Our Councillors have the right to access information held by the Shepway District Council (SDC). The powers that enable them are S.100F LGA 1972 and the Local Authorities (Executive Arrangements) (Access to Information) (England) Regulations 2000. They can also use the common law ‘Need to Know’. Also like the rest of us our Cllrs have a right to access information using The Freedom of Information Act 2000 and EI Regulations and S.17 Local Government and Finance Act 1982
So to put that into context, those Cllrs who sit on the Licensing & Planning Committee as an example, can ask for and see the financial viability assessment which would inform them of how many affordable homes would be on the site and how much social housing will or will not be included.
Our Councillors could if they were so minded ask for information relating to Princes Parade, Otterpool Park, the Lorry Park and other developments across our wonderful district. Of course that said, they may be able to view the information but not necessarily be able to publish/share the information because of confidentiality.
A Cllr must not disclose information given to them in confidence nor disclose information acquired which they believe is of a confidential nature, unless they: a) have received the consent of a person authorised to give it; or b) are required by law to do so.
If on the other hand the councillor has accessed the information via the provisions of the Act or the common law ‘need to know’ then in some cases the information may still be confidential and the councillor bound by confidentiality. In that case they should not publish or otherwise disclose the information to a third party.
If information is accessed using the Freedom of Information / Environmental Information Regulations provisions the information can be regarded as public and the councillor may share the information with others.
How many of our Cllrs have ever used FOI or EIR’s to gain information? We know of one Cllr who sits on Hythe Town Council who has. As for the rest of our Cllrs we simply do not know but you could always ask them
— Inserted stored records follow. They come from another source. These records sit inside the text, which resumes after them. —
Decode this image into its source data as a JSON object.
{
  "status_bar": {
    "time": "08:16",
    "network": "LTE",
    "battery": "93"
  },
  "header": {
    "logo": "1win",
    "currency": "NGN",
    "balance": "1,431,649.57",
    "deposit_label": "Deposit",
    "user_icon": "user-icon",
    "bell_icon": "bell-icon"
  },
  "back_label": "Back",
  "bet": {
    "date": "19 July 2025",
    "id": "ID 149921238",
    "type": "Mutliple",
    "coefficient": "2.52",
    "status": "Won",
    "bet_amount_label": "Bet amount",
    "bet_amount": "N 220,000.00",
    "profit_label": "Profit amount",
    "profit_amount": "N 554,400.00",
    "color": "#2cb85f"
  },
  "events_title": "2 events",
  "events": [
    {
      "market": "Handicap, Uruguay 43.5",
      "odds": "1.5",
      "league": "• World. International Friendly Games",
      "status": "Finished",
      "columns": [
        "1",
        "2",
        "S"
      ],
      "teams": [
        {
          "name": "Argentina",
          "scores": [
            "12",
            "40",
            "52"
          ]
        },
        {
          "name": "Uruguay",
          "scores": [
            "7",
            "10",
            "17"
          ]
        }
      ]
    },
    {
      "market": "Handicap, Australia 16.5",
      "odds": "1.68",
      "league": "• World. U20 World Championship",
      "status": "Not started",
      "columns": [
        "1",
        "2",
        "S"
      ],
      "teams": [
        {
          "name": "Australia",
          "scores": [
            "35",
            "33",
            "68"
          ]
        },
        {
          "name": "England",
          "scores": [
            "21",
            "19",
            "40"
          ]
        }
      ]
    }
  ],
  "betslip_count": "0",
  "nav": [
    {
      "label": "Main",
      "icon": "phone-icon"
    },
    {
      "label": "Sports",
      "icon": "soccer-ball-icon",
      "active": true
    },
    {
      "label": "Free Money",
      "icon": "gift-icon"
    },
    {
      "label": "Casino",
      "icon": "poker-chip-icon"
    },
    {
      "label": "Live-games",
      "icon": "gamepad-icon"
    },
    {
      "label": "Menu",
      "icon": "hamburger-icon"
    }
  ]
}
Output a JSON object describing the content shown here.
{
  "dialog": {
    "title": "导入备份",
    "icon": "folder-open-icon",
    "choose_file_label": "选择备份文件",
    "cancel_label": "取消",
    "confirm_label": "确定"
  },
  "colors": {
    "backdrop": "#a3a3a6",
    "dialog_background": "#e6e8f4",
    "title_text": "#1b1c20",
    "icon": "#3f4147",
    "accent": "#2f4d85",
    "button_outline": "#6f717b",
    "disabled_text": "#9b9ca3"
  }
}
Additionally there is a feature of Common Law called the ‘Need to Know’. Under common law principles members of authorities have the right to access information held by the authority where it is reasonably necessary to enable the member to properly perform their duties as a councillor (Ex p Hook 1980). The House of Lords coined the phrase ‘need to know’ in a case involving a councillor who asked for access to a social services adoption file in order to assist in making an informed decision on a housing matter. The HL found that even though the councillor wasn’t a member of the social service committee they had established a bone fide need to know the information due to their role as a councillor.
Councillors have a statutory right to inspect any books, deeds, contracts, bills, vouchers and receipts prior to the annual audit (Section 17, Local Government Finance Act, 1982). Meaning they can ask for our CEO Alistair Stewart’s expenses, or Dr Susan Priest’s expenses or Jeremy Chambers expenses as an example. They also have a right to inspect accounts and to take copies throughout the year (Section 228(3), Local Government Act, 1972).
So if you want your Cllr to become more proactive regardless of what committee they sit on, or party they belong to, you can now ask them to ask for information. Of course they may not always get it, but nothing ventured nothing gained.
Finally, we have sent information to Cllr Suzanne Brimm Cabinet Member of Housing for Thanet District Council, as a source has informed us of electrical safety issues in Thanet Council owned housing stock. WE do not suspect the Council to give her such information, so we thought we’d oblige, lets see if she acts on the issue.
The Shepwayvox Team
Dissent is NOT a Crime
Parts of this article first appeared in The Local Government Lawyer and we are grateful to the author and the LGL for allowing us to publish.